Summary: Jesus our Good Shepherd reminds us that we have other sheep that are not yet part of the fold. It has been said that these Greeks were some of those “other sheep.”
THE OTHER SHEEP
Text: John 12:20 - 33
“Someone (Ernest A. Fitzgerald) tells the story about Lou Gehrig who one day during his famed baseball career came to bat. He swung at two balls and missed. The third ball passed and the umpire called him out. Gehrig threw down the bat in disgust, and muttered something to the umpire, all of which was totally out character for Gehrig. News reporters afterward asked him what he was complaining about. “I didn’t complain, said Gehrig. “I simply said to the umpire, ‘I’d give a thousand dollars for a chance at that last ball again!” (Ernest A. Fitzgerald. Keeping Pace: Inspirations In The Air. Greensboro: Pace Communications, Inc. 1988, p. 61). In baseball, three strikes and you're out. In most video games you get three chances before the game is over. In life, we get one shot. God’s plans never fail! Jesus Christ is the only way to heaven!
Jesus knew the plans that God had for Him (John 3:16; Jeremiah 29:11) but He also knew how to make the time for His ministry on earth count (Psalm 90:12). Jesus our Good Shepherd reminds us that we have other sheep that are not yet part of His fold (John 10:16). It has been said that these Greeks were some of those “other sheep”. (Richard Burridge. Daily Bible Commentary: John . Peabody, Massachusetts: Hendrickson Publishers, 1998, p. 156). Jesus tells these Greeks to make the best of their time by planting their lives in God’s plan and will for their lives.
Every person is like a seed with unlocked potential for doing God’s will until it gets planted. God’s design for true life comes from being planted. The death of the seed is a metaphor for how we must -offer ourselves in sacrificial love and service. How well are we managing our time to do God’s will? How well are we ministering to those who are like sheep without a shepherd?
Are planting and investing the same thing? Spiritually, the two are related because they both involve surrender.
1) Investing: Recalling the parable of the talents (Matthew 25:14 - 30), we are reminded that in order to be successful with what God has given we must be obedient in how we use that opportunity.
2) Planting: In John 12:24-26 Jesus tells these two Greeks [proselytes] advice that seems to echo the advice on talents. We have to be obedient to God’s marching orders in order to be fruitful!
How many of us like to negotiate for control?
1) Apprehensive: How can we obediently serve God claiming to surrender all while refusing to let go and let God? There is the story about a granddaughter who was boiling eggs with her grandmother as she said to her grandmother, “Pity we can’t open them to see how they are doing.” That led the conversation to other things like tomorrow. “Too bad we can’t crack open tomorrow ... to see if it is the way we would like it.” … We have to learn to trust God and leave tomorrow in God’s hands”. (Joanie Yoder. God Alone. Grand Rapids, Michigan: Discovery House Publishers, 2006, p. 97). That is always easier said than done.

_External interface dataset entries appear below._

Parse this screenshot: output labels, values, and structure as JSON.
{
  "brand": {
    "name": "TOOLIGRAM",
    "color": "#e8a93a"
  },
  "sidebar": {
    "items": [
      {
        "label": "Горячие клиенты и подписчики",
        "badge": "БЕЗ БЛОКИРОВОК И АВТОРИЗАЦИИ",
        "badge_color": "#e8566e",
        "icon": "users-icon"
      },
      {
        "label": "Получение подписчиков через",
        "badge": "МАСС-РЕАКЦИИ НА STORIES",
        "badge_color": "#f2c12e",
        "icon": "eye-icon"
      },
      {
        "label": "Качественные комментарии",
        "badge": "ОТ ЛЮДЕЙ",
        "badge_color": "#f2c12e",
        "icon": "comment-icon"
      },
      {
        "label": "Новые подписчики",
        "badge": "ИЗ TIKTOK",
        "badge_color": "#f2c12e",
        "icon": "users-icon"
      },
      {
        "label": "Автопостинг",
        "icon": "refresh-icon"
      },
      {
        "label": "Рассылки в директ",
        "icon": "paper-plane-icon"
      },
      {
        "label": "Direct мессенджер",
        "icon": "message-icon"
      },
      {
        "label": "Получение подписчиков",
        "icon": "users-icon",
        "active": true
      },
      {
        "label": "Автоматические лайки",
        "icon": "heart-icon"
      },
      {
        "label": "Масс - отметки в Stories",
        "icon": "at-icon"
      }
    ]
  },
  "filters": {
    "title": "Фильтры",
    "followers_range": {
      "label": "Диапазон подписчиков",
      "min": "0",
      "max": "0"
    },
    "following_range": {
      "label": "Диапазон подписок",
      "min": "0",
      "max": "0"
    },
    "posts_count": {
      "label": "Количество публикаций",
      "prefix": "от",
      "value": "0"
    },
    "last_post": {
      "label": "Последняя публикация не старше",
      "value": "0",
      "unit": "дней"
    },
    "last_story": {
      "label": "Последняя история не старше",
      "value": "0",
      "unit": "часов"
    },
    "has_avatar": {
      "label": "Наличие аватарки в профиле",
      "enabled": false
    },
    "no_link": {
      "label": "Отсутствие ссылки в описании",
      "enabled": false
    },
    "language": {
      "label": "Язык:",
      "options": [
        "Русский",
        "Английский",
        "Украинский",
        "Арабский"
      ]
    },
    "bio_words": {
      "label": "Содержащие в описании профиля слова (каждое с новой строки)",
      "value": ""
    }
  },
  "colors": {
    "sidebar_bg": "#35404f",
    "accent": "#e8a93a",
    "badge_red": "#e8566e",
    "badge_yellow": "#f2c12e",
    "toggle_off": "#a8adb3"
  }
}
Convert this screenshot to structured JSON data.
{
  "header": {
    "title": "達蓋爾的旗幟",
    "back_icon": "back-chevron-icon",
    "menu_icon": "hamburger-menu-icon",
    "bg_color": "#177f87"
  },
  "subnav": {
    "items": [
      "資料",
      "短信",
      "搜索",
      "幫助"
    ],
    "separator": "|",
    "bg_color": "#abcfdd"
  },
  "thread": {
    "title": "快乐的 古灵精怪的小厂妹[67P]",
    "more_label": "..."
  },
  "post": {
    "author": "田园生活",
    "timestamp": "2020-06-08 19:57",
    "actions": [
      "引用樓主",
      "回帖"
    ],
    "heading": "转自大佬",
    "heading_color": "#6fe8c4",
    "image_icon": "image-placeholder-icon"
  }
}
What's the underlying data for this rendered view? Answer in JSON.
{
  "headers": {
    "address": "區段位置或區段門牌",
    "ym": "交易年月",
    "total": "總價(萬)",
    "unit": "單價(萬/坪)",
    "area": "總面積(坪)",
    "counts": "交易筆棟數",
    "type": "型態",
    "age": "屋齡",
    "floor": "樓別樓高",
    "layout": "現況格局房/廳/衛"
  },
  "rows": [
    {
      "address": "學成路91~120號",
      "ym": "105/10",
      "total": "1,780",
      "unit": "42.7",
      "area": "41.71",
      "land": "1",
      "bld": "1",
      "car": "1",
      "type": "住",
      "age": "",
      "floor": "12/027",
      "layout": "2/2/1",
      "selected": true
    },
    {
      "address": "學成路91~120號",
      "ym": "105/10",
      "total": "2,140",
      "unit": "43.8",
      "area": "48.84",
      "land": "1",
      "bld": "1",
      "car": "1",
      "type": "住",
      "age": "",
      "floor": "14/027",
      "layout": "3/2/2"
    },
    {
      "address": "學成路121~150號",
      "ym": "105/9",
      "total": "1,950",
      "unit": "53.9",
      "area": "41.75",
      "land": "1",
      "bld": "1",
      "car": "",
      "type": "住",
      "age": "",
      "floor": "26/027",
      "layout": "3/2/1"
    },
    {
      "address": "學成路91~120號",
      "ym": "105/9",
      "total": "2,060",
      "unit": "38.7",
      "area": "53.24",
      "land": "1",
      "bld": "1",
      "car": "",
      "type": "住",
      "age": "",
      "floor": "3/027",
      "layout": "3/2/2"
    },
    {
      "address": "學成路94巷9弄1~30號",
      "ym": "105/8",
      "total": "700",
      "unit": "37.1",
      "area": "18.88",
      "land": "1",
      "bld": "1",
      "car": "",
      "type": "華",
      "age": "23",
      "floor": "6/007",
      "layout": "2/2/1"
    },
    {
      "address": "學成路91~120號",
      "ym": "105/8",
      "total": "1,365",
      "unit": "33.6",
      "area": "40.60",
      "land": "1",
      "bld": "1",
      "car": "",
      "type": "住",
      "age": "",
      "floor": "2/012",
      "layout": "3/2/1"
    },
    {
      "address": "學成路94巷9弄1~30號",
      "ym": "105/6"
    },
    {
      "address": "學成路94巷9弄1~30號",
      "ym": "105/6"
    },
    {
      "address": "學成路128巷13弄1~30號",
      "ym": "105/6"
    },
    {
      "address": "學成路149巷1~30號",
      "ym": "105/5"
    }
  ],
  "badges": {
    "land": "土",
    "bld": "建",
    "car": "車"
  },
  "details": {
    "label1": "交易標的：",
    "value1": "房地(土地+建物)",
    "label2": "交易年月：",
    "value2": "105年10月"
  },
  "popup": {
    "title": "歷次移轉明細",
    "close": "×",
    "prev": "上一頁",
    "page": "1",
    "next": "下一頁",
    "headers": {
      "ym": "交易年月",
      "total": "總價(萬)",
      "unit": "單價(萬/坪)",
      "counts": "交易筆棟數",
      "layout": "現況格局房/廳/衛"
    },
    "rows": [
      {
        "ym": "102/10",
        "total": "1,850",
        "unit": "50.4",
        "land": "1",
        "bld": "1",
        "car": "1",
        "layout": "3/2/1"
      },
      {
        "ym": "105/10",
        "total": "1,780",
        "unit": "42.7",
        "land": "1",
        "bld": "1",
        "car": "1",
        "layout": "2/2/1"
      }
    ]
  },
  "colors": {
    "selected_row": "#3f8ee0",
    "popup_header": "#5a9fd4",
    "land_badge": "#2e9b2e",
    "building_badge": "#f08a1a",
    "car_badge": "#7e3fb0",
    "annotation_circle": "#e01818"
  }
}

2) Faith required: We cannot let go and let God unless we surrender!
Were these Greeks fans or followers? Jesus did not come to be served but to serve and to give His life as a ransom for many (Mark 10:45).
1) Deciphering question: Is there a difference between fans and followers? What separates one from the other? Fans are always fair-weather unlike followers who are “semper fi” which is Latin for always faithful. As one theologian put it, “He [Jesus] came not to entertain but to redeem. Jesus does not offer us a spotlight and gold slippers; he offers us a crown of thorns and a bloody stake”. (Calvin Miller. Once Upon A Tree. West Monroe, Louisiana: Howard Publishing, 2002, p. 78). “… God offers life through the Cross; it is only complete when we accept it.” (ibid. P. 38).
2) Defining question: Which one are you a fan or a follower? In John 6:67 Jesus addressed those in the crowd who wanted to abandon Him because they thought His teaching was too harsh! His teaching separated the fans from the followers.
How can we obey God’s will by hoarding His grace?
1) Reckless versus cautious: Consider how the religious leaders of Jesus day responded to God’s grace. The Pharisees, the chief priest and the high priest Caiaphas were a religious elite. They were conspirators who wanted to kill Jesus. Their opposition for Jesus grew and built up pressure like a volcano that was getting ready to erupt. Consider the list of their complaints …
A) They spied on John the Baptist (John 1:19, 22,24) and wanted an answer about his identity.